Engineers at Caltech have developed an approach for quantum storage that could help pave the way for the development of large-scale optical quantum networks.
The new system relies on nuclear spins—the angular momentum of an atom’s nucleus—oscillating collectively as a spin wave. This collective oscillation effectively chains up several atoms to store information.
The work, which is described in a paper published on Feb. 16 in the journal Nature, utilizes a quantum bit (or qubit) made from an ion of ytterbium (Yb), a rare earth element also used in lasers. The team, led by Andrei Faraon, professor of applied physics and electrical engineering, embedded the ion in a transparent crystal of yttrium orthovanadate (YVO4) and manipulated its quantum states via a combination of optical and microwave fields. The team then used the Yb qubit to control the nuclear spin states of multiple surrounding vanadium atoms in the crystal.
“Based on our previous work, single ytterbium ions were known to be excellent candidates for optical quantum networks, but we needed to link them with additional atoms. We demonstrate that in this work,” says Faraon, the co-corresponding author of the Nature paper.
The device was fabricated at the Kavli Nanoscience Institute at Caltech, and then tested at very low temperatures in Faraon’s lab.
A new technique to utilize entangled nuclear spins as a quantum memory was inspired by methods used in nuclear magnetic resonance (NMR).
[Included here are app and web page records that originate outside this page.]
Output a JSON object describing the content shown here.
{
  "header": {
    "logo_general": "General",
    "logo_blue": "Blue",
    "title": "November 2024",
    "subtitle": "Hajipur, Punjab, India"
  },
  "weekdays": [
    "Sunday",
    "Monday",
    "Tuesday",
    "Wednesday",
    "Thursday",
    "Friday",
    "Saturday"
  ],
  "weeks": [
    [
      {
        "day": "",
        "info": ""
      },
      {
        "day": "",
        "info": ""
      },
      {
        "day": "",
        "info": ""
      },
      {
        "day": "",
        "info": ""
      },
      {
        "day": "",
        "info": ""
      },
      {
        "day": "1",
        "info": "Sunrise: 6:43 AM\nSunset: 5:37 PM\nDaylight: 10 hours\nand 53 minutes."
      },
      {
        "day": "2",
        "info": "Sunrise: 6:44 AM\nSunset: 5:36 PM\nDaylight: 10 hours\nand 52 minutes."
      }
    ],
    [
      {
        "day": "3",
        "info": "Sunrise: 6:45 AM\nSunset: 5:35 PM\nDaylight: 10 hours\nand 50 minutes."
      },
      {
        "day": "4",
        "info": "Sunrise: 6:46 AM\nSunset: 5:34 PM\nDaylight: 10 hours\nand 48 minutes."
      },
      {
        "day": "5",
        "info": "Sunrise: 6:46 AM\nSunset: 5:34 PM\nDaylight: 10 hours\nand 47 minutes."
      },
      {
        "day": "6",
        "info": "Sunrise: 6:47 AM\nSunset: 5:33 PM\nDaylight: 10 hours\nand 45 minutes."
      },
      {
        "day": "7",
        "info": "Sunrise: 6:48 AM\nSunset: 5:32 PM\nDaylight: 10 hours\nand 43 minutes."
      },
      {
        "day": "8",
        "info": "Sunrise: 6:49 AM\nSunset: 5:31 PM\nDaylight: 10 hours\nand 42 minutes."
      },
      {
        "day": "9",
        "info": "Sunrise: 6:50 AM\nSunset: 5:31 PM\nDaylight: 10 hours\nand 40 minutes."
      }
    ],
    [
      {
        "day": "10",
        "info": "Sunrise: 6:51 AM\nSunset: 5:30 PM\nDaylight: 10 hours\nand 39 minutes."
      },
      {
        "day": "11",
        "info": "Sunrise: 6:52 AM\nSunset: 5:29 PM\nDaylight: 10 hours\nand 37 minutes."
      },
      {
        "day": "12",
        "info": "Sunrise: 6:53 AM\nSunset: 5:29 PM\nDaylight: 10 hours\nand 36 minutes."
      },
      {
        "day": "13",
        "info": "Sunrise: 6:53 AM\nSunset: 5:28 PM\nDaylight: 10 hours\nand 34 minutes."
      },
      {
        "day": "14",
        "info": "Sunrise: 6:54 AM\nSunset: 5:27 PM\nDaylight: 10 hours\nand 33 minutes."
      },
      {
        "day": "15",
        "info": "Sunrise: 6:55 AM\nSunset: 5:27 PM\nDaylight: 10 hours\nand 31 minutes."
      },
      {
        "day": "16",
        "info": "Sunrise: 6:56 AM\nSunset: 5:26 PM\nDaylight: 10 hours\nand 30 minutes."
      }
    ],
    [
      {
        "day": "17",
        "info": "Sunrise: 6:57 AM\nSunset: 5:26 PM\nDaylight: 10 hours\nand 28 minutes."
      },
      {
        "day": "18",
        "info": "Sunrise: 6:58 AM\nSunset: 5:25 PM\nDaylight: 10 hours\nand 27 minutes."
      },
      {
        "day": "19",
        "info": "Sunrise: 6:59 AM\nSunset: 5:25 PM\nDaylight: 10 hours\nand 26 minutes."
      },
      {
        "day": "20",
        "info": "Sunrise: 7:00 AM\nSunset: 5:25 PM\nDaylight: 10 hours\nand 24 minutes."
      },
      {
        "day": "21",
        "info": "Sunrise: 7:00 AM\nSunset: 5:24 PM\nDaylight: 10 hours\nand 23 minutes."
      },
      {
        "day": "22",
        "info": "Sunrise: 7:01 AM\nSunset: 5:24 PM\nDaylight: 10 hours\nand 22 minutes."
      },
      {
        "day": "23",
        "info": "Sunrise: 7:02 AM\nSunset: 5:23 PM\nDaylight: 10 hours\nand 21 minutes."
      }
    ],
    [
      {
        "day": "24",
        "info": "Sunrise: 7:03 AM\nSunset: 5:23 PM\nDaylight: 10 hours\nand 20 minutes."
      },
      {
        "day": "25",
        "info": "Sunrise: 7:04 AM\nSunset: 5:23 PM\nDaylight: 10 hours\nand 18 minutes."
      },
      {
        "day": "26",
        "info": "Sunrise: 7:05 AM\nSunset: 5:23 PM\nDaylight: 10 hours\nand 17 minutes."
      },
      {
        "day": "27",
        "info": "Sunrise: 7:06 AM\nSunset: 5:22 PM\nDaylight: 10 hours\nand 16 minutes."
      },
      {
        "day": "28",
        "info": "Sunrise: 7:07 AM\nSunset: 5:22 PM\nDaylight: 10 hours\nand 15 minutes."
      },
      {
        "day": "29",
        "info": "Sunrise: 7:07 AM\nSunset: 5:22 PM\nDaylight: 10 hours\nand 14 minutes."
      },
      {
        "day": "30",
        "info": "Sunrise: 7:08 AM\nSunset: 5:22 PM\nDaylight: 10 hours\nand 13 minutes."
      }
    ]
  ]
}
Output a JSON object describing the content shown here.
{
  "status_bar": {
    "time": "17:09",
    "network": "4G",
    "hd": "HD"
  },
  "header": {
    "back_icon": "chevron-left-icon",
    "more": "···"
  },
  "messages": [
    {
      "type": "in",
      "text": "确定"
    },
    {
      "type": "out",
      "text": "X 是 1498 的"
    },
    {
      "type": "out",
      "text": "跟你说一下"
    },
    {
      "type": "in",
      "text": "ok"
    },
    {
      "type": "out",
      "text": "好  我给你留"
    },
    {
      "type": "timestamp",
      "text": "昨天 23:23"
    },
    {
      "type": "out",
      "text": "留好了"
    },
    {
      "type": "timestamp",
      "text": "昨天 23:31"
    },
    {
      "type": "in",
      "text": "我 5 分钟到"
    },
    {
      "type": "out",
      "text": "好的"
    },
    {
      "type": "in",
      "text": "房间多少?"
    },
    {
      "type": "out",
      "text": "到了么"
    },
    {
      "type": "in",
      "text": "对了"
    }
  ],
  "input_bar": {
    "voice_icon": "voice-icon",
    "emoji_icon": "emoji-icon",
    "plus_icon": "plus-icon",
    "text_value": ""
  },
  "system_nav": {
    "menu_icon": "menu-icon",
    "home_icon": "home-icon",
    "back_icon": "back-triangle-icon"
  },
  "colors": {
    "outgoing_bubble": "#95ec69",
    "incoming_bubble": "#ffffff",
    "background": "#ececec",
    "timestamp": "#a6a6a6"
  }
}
“To store quantum information in nuclear spins, we developed new techniques similar to those employed in NMR machines used in hospitals,” says Joonhee Choi, a postdoctoral fellow at Caltech and co-corresponding author of the paper. “The main challenge was to adapt existing techniques to work in the absence of a magnetic field.”
A unique feature of this system is the pre-determined placement of vanadium atoms around the ytterbium qubit as prescribed by the crystal lattice. Every qubit the team measured had an identical memory register, meaning it would store the same information.
“The ability to build a technology reproducibly and reliably is key to its success,” says graduate student Andrei Ruskuc, first author of the paper. “In the scientific context, this let us gain unprecedented insight into microscopic interactions between ytterbium qubits and the vanadium atoms in their environment.”
This research is part of a broader effort by Faraon’s lab to lay the foundation for future quantum networks.
Quantum networks would connect quantum computers through a system that operates at a quantum, rather than classical, level. In theory, quantum computers would one day be able to perform certain functions faster than classical computers by taking advantage of the special properties of quantum mechanics, including superposition, which allows quantum bits to store information as a 1 and a 0 simultaneously.
As they can with classical computers, engineers would like to be able to connect multiple quantum computers to share data and work together—creating a “quantum internet.” This would open the door to several applications, including the ability to solve computations that are too large to be handled by a single quantum computer, as well as the establishment of unbreakably secure communications using quantum cryptography.